WCAG was published by the Web Accessibility Initiative (WAI) of the World Wide Web Consortium (W3C). The W3C is a non-profit, international community of do-gooders who try to make it so the web works cohesively.

WCAG 2.0 AA is continually referenced as a good standard for web accessibility across the world.

There are 38 different success criteria (AKA 38 things to check off that your website meets) that comprise WCAG 2.0 AA (once you roll up A into AA).

As of 2021, the best case scenario for your website is that you meet all of the success criteria of 2.0 AA and then build on top of that to integrate the recently published 2.1 AA guidelines (there are 12 more new bullet points in 2.1 to make 50 total success criteria).

Mac desktop computer sitting near wireless keyboard and small tablet on light wood table.
Mac desktop computer sitting near wireless keyboard and small tablet on light wood table.
Just a stock photo of a computer and tablet to get you thinking about websites.

The short, fluffy answer is to make your website and digital offerings fully accessible and enjoyable to those with disabilities — to the same extent anyone else can enjoy them.

That’s the spirit of The Americans with Disabilities Act.

The let’s get serious and not get sued answer is to have someone make it so every last aspect of your website is scrutinized and fixed so that it meets all or as many of the 50 WCAG 2.1 AA success criteria as you can muster, especially the more litigated accessibility issues like alt text.

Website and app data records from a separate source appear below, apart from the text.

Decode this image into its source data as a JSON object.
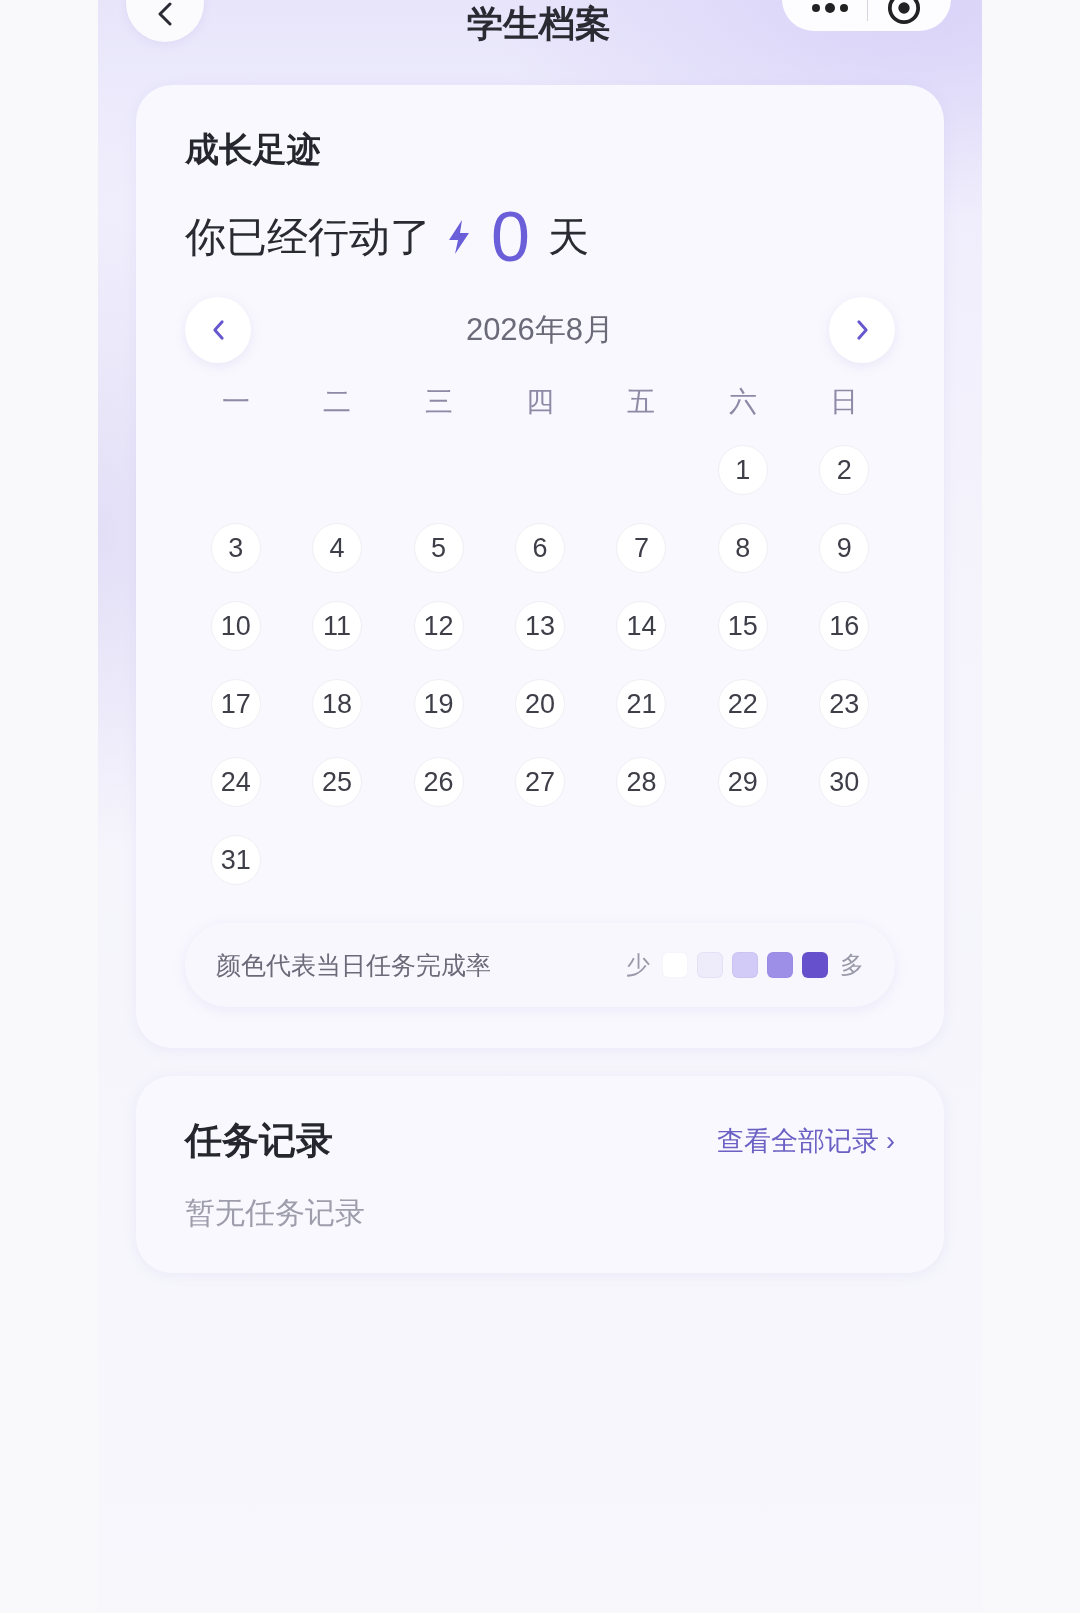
{
  "nav": {
    "title": "学生档案"
  },
  "growth": {
    "title": "成长足迹",
    "streak": {
      "prefix": "你已经行动了",
      "count": "0",
      "suffix": "天"
    },
    "calendar": {
      "month": "2026年8月",
      "weekdays": [
        "一",
        "二",
        "三",
        "四",
        "五",
        "六",
        "日"
      ],
      "weeks": [
        {
          "kind": "leading",
          "days": [
            "1",
            "2"
          ]
        },
        {
          "kind": "full",
          "days": [
            "3",
            "4",
            "5",
            "6",
            "7",
            "8",
            "9"
          ]
        },
        {
          "kind": "full",
          "days": [
            "10",
            "11",
            "12",
            "13",
            "14",
            "15",
            "16"
          ]
        },
        {
          "kind": "full",
          "days": [
            "17",
            "18",
            "19",
            "20",
            "21",
            "22",
            "23"
          ]
        },
        {
          "kind": "full",
          "days": [
            "24",
            "25",
            "26",
            "27",
            "28",
            "29",
            "30"
          ]
        },
        {
          "kind": "trailing",
          "days": [
            "31"
          ]
        }
      ]
    },
    "legend": {
      "text": "颜色代表当日任务完成率",
      "low": "少",
      "high": "多",
      "swatches": [
        {
          "color": "#ffffff"
        },
        {
          "color": "#eeebfb"
        },
        {
          "color": "#d2cbf8"
        },
        {
          "color": "#9d8fe8"
        },
        {
          "color": "#6650cc"
        }
      ]
    }
  },
  "tasks": {
    "title": "任务记录",
    "link": "查看全部记录 ›",
    "empty": "暂无任务记录"
  }
}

Also, test for usability. It’s one thing to account for all WCAG success criteria, it’s another to make sure your website is practically usable and doesn’t have any barriers.

The process of fixing a website to become accessible is remediation. You’ll need a developer for the more technically complex requirements.

In my ADA Website Compliance article, I talk about a few big points of emphasis of website accessibility but I can tell you the biggest one for lawsuits right now:

Alt text.

Yes, alt text. Update your alt text values to be descriptive and convey the meaning of all your meaningful images (not decorative ones that only contribute to your web design).

The majority of web accessibility demand letters/lawsuits are rooted in missing or insufficient alt text. Once plaintiff’s lawyers have you here, they bolster their case (and make you look bad) by tacking on as many accessibility deficiencies as they can.

Alt text alone can practically be a demand letter/lawsuit stopper and it’s fairly easy to update (even if you don’t know your way under the hood of a website) so definitely work on this first.

Missing form field labels are also very important to rectify for both accessibility and litigation prevention.

I recommend partnering with a reputable company who provides either 1) remediation or 2) the technical support for your developers to remediate.

At its core web accessibility is simple but as you dive into the details, you’ll find there is a decent amount to unpack.

Remember that accessibility is a progression. Prioritize the high risk items so that you can put money towards accessibility and away from litigation.

Attorney. Author of The ADA Book: (affiliate). founder.